Top of Data provided
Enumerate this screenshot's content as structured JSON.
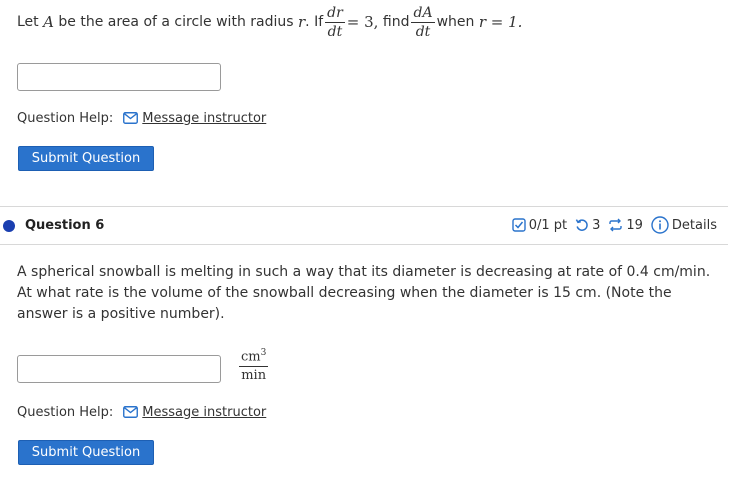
{
  "question5": {
    "text_prefix": "Let",
    "var_A": "A",
    "text_mid": "be the area of a circle with radius",
    "var_r": "r",
    "text_if": ". If",
    "frac1_num": "dr",
    "frac1_den": "dt",
    "equals_value": "= 3,",
    "text_find": "find",
    "frac2_num": "dA",
    "frac2_den": "dt",
    "text_when": "when",
    "condition": "r = 1.",
    "answer_value": "",
    "help_label": "Question Help:",
    "help_link": "Message instructor",
    "submit_label": "Submit Question"
  },
  "question6": {
    "title": "Question 6",
    "score": "0/1 pt",
    "retries": "3",
    "attempts": "19",
    "details_label": "Details",
    "body": "A spherical snowball is melting in such a way that its diameter is decreasing at rate of 0.4 cm/min. At what rate is the volume of the snowball decreasing when the diameter is 15 cm. (Note the answer is a positive number).",
    "answer_value": "",
    "unit_num": "cm",
    "unit_num_exp": "3",
    "unit_den": "min",
    "help_label": "Question Help:",
    "help_link": "Message instructor",
    "submit_label": "Submit Question"
  },
  "colors": {
    "accent": "#2a73cc",
    "status_dot": "#1a3fb0"
  }
}
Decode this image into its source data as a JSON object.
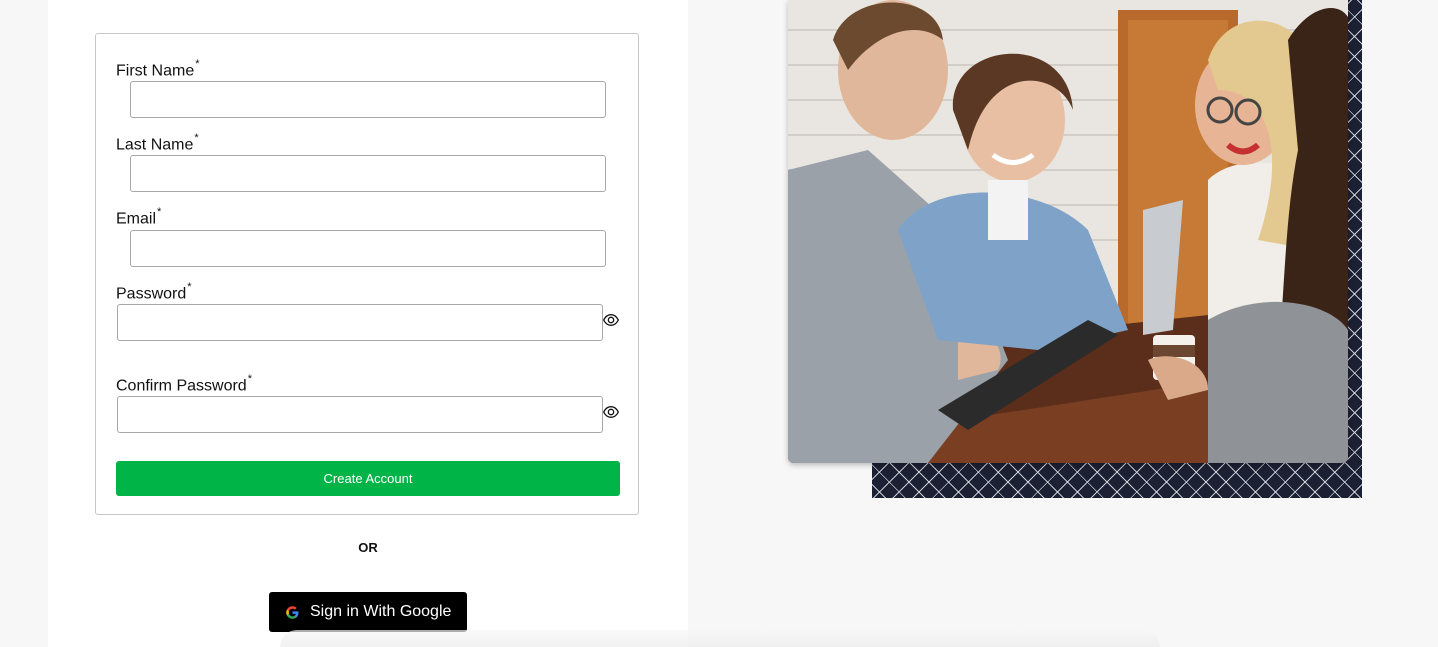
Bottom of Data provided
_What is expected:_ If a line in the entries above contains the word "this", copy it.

_Written solution:_
Enumerate this screenshot's content as structured JSON.
Decode this image into its source data as a JSON object.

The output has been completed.